The Life of Columbus; in his own words eBook

This eBook from the Gutenberg Project consists of approximately 196 pages of information about The Life of Columbus; in his own words.

CHAPTER IV. —­ THE LANDING ON THE TWELFTH OF OCTOBER

—­The natives and their neighbors—­search for gold—­Cuba
discovered—­Columbus coasts along its shores.

It was on Friday, the twelfth of October, that they saw this island, which was an island of the Lucayos group, called, says Las Casas, “in the tongue of the Indians, Guanahani.”  Soon they saw people naked, and the Admiral went ashore in the armed boat, with Martin Alonzo Pinzon and, Vicente Yanez, his brother, who was captain of the Nina.  The Admiral unfurled the Royal Standard, and the captain’s two standards of the Greek Cross, which the Admiral raised on all the ships as a sign, with an F. and a Y.; over each letter a crown; one on one side of the {"iron cross symbol”} and the other on the other.  When they were ashore they saw very green trees and much water, and fruits of different kinds.

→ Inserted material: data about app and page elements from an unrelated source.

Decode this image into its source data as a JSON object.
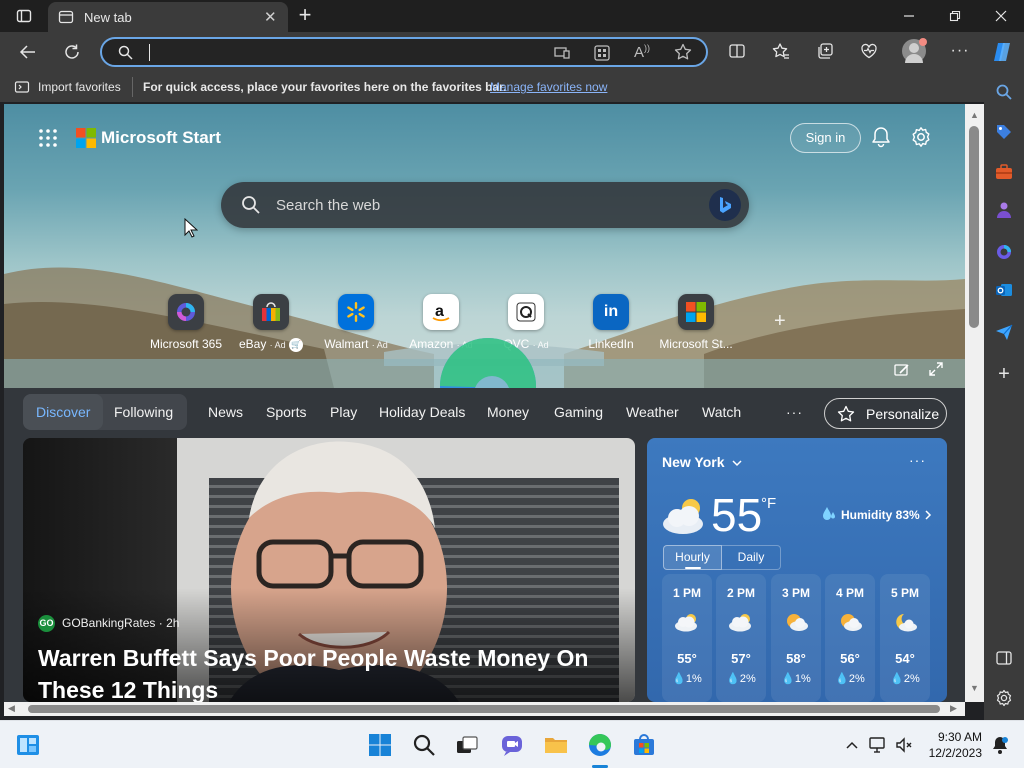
{
  "browser": {
    "tab_title": "New tab",
    "address_value": "",
    "favorites_import": "Import favorites",
    "favorites_hint": "For quick access, place your favorites here on the favorites bar.",
    "favorites_manage": "Manage favorites now"
  },
  "start": {
    "brand": "Microsoft Start",
    "sign_in": "Sign in",
    "search_placeholder": "Search the web",
    "quick_links": [
      {
        "label": "Microsoft 365",
        "icon": "microsoft-365-icon"
      },
      {
        "label": "eBay",
        "ad": "· Ad",
        "icon": "ebay-icon"
      },
      {
        "label": "Walmart",
        "ad": "· Ad",
        "icon": "walmart-icon"
      },
      {
        "label": "Amazon",
        "ad": "· Ad",
        "icon": "amazon-icon"
      },
      {
        "label": "QVC",
        "ad": "· Ad",
        "icon": "qvc-icon"
      },
      {
        "label": "LinkedIn",
        "icon": "linkedin-icon"
      },
      {
        "label": "Microsoft St...",
        "icon": "microsoft-store-icon"
      }
    ],
    "tabs": {
      "discover": "Discover",
      "following": "Following",
      "more": "···",
      "personalize": "Personalize",
      "items": [
        "News",
        "Sports",
        "Play",
        "Holiday Deals",
        "Money",
        "Gaming",
        "Weather",
        "Watch"
      ]
    },
    "article": {
      "source_logo": "GO",
      "source": "GOBankingRates",
      "age": "· 2h",
      "headline_line1": "Warren Buffett Says Poor People Waste Money On",
      "headline_line2": "These 12 Things"
    },
    "weather": {
      "city": "New York",
      "temp": "55",
      "unit": "°F",
      "humidity": "Humidity 83%",
      "mode_hourly": "Hourly",
      "mode_daily": "Daily",
      "hours": [
        {
          "time": "1 PM",
          "temp": "55°",
          "precip": "1%",
          "icon": "cloudy-icon"
        },
        {
          "time": "2 PM",
          "temp": "57°",
          "precip": "2%",
          "icon": "cloudy-icon"
        },
        {
          "time": "3 PM",
          "temp": "58°",
          "precip": "1%",
          "icon": "partly-sunny-icon"
        },
        {
          "time": "4 PM",
          "temp": "56°",
          "precip": "2%",
          "icon": "partly-sunny-icon"
        },
        {
          "time": "5 PM",
          "temp": "54°",
          "precip": "2%",
          "icon": "partly-cloudy-night-icon"
        }
      ]
    }
  },
  "taskbar": {
    "time": "9:30 AM",
    "date": "12/2/2023"
  },
  "colors": {
    "accent": "#6aa6e6",
    "link": "#8ab4f8",
    "weather_card": "#3a73b9"
  }
}
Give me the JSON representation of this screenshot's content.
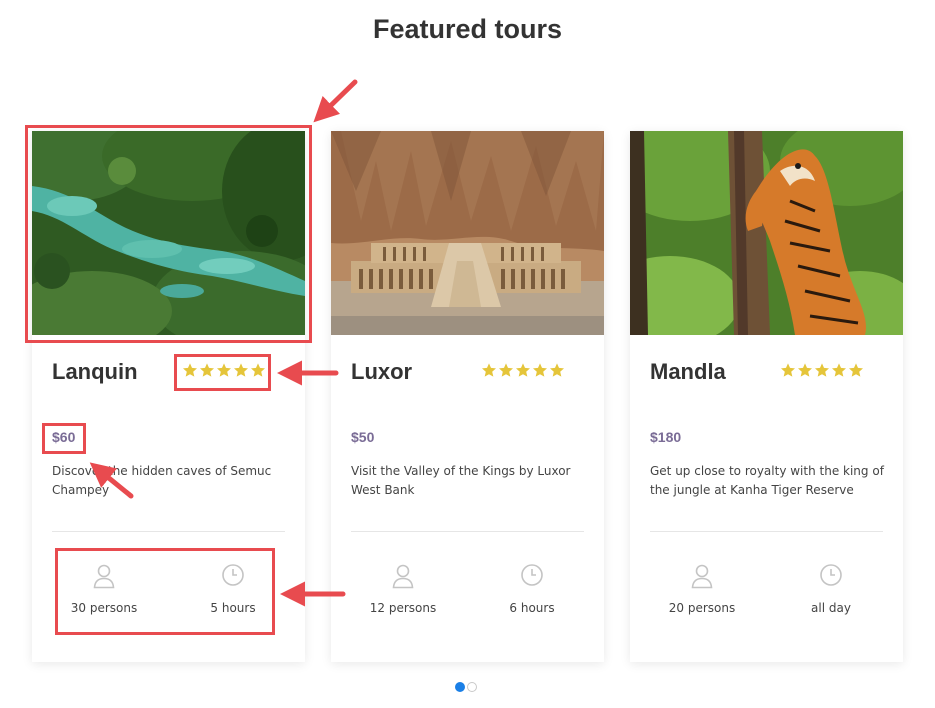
{
  "section_title": "Featured tours",
  "tours": [
    {
      "name": "Lanquin",
      "rating": 5,
      "price": "$60",
      "description": "Discover the hidden caves of Semuc Champey",
      "description_visible": "Discover the hidden caves of Semuc Champey",
      "persons": "30 persons",
      "duration": "5 hours",
      "image": "turquoise-pools-in-jungle"
    },
    {
      "name": "Luxor",
      "rating": 5,
      "price": "$50",
      "description": "Visit the Valley of the Kings by Luxor West Bank",
      "persons": "12 persons",
      "duration": "6 hours",
      "image": "temple-below-cliffs"
    },
    {
      "name": "Mandla",
      "rating": 5,
      "price": "$180",
      "description": "Get up close to royalty with the king of the jungle at Kanha Tiger Reserve",
      "persons": "20 persons",
      "duration": "all day",
      "image": "tiger-against-tree"
    }
  ],
  "carousel": {
    "pages": 2,
    "active_page": 1
  },
  "icons": {
    "star": "star-icon",
    "persons": "person-icon",
    "duration": "clock-icon"
  },
  "colors": {
    "star": "#e5c53a",
    "price": "#7a6c96",
    "annotation": "#e84b4f",
    "dot_active": "#1a7fe6"
  }
}
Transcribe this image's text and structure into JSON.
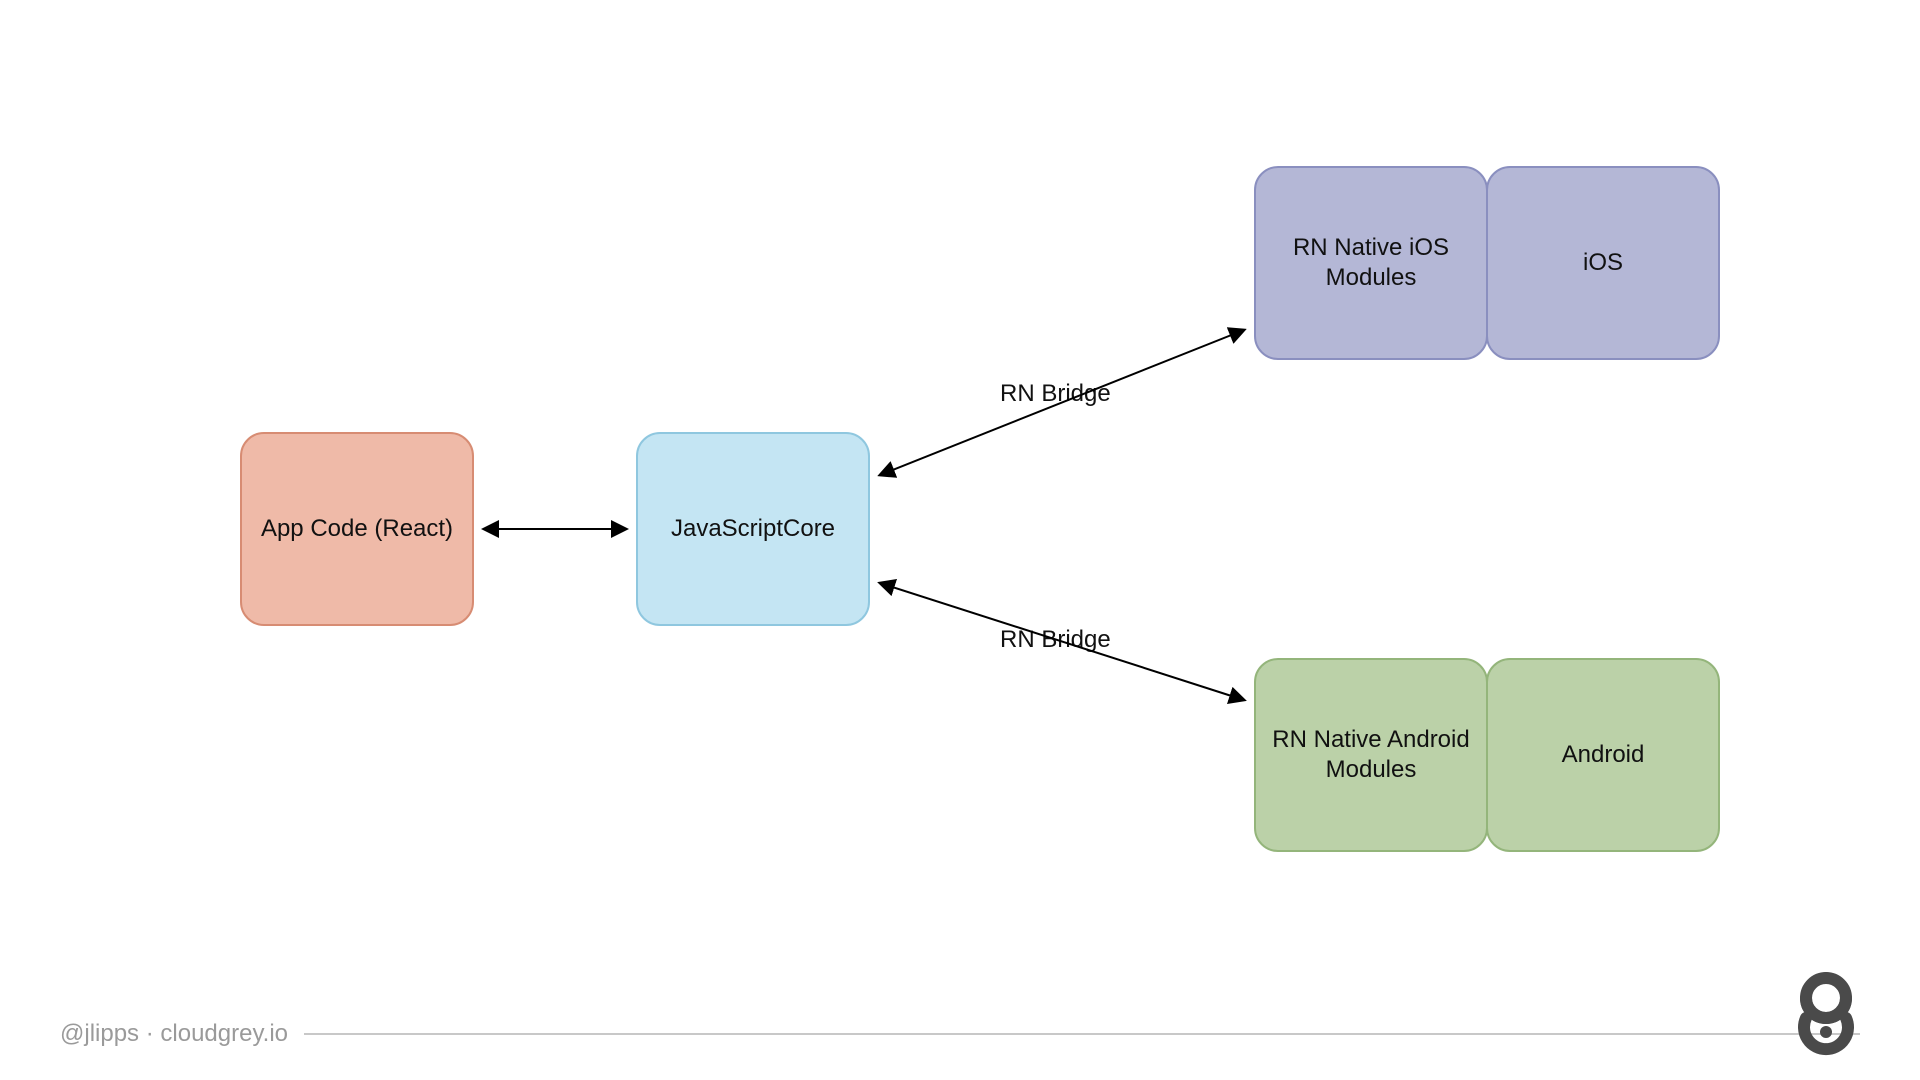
{
  "boxes": {
    "app_code": {
      "label": "App Code (React)"
    },
    "jscore": {
      "label": "JavaScriptCore"
    },
    "rn_ios": {
      "label": "RN Native iOS\nModules"
    },
    "ios": {
      "label": "iOS"
    },
    "rn_android": {
      "label": "RN Native Android\nModules"
    },
    "android": {
      "label": "Android"
    }
  },
  "edges": {
    "bridge_top": "RN Bridge",
    "bridge_bottom": "RN Bridge"
  },
  "colors": {
    "app_fill": "#EFBAA8",
    "app_stroke": "#D78C73",
    "js_fill": "#C4E5F3",
    "js_stroke": "#8FC7DF",
    "ios_fill": "#B4B7D6",
    "ios_stroke": "#8A8FBF",
    "and_fill": "#BBD1A8",
    "and_stroke": "#94B57B"
  },
  "footer": "@jlipps · cloudgrey.io"
}
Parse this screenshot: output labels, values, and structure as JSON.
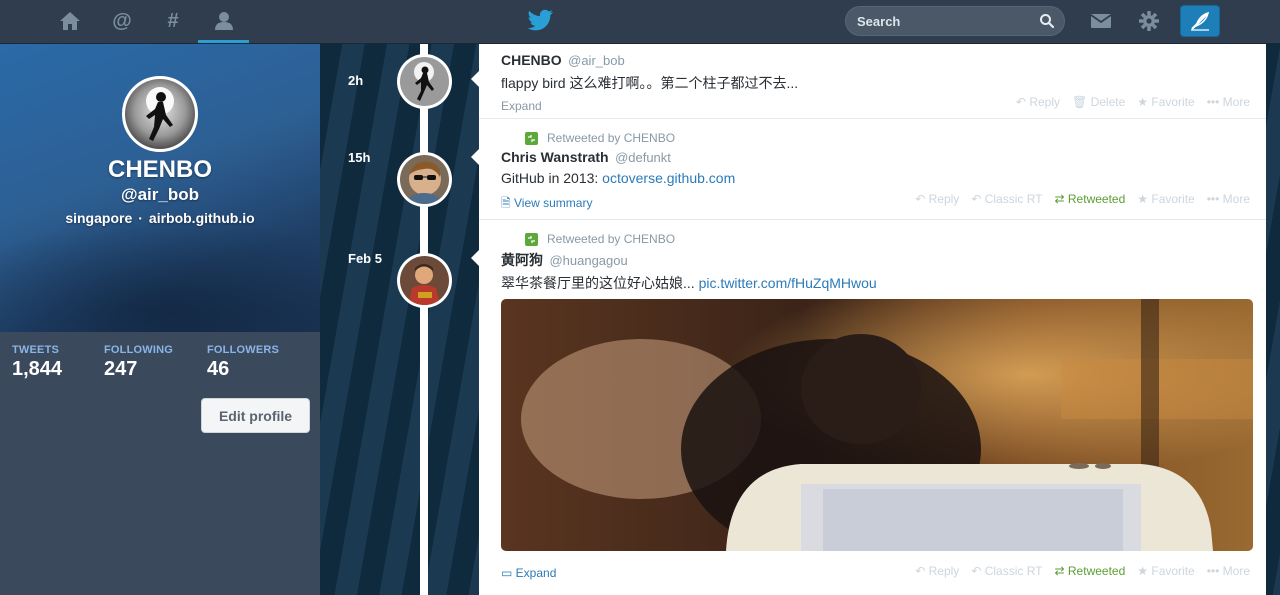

“The Admiral called the two captains and the others who went ashore, and Rodrigo Descovedo, Notary of the whole fleet, and Rodrigo Sanchez of Segovia, and he said that they must give him their faith and witness how he took possession before all others, as in fact he did take possession of the said island for the king and the queen, his lord and lady. . . .  Soon many people of the island assembled.  These which follow are the very words of the Admiral, in his book of his first navigation and discovery of these Indies.”

October 11-12.  “So that they may feel great friendship for us, and because I knew that they were a people who would be better delivered and converted to our Holy Faith by love than by force, I gave to some of them red caps and glass bells which they put round their necks, and many other things of little value, in which they took much pleasure, and they remained so friendly to us that it was wonderful.

“Afterwards they came swimming to the ship’s boats where we were.  And they brought us parrots and cotton-thread in skeins, and javelins and many other things.  And they bartered them with us for other things, which we gave them, such as little glass beads and little bells.  In short, they took everything, and gave of what they had with good will.  But it seemed to me that they were a people very destitute of everything.

“They all went as naked as their mothers bore them, and the women as well, although I only saw one who was really young.  And all the men I saw were young, for I saw none more than thirty years of age; very well made, with very handsome persons, and very good faces; their hair thick like the hairs of horses’ tails, and cut short.  They bring their hair above their eyebrows, except a little behind, which they wear long, and never cut.  Some of them paint themselves blackish (and they are of the color of the inhabitants of the Canaries, neither black nor white), and some paint themselves white, and some red, and some with whatever they can get.  And some of them paint their faces, and some all their bodies, and some only the eyes, and some only the nose.

Copyrights
Project Gutenberg
The Life of Columbus; in his own words from Project Gutenberg. Public domain.
Follow Us on Facebook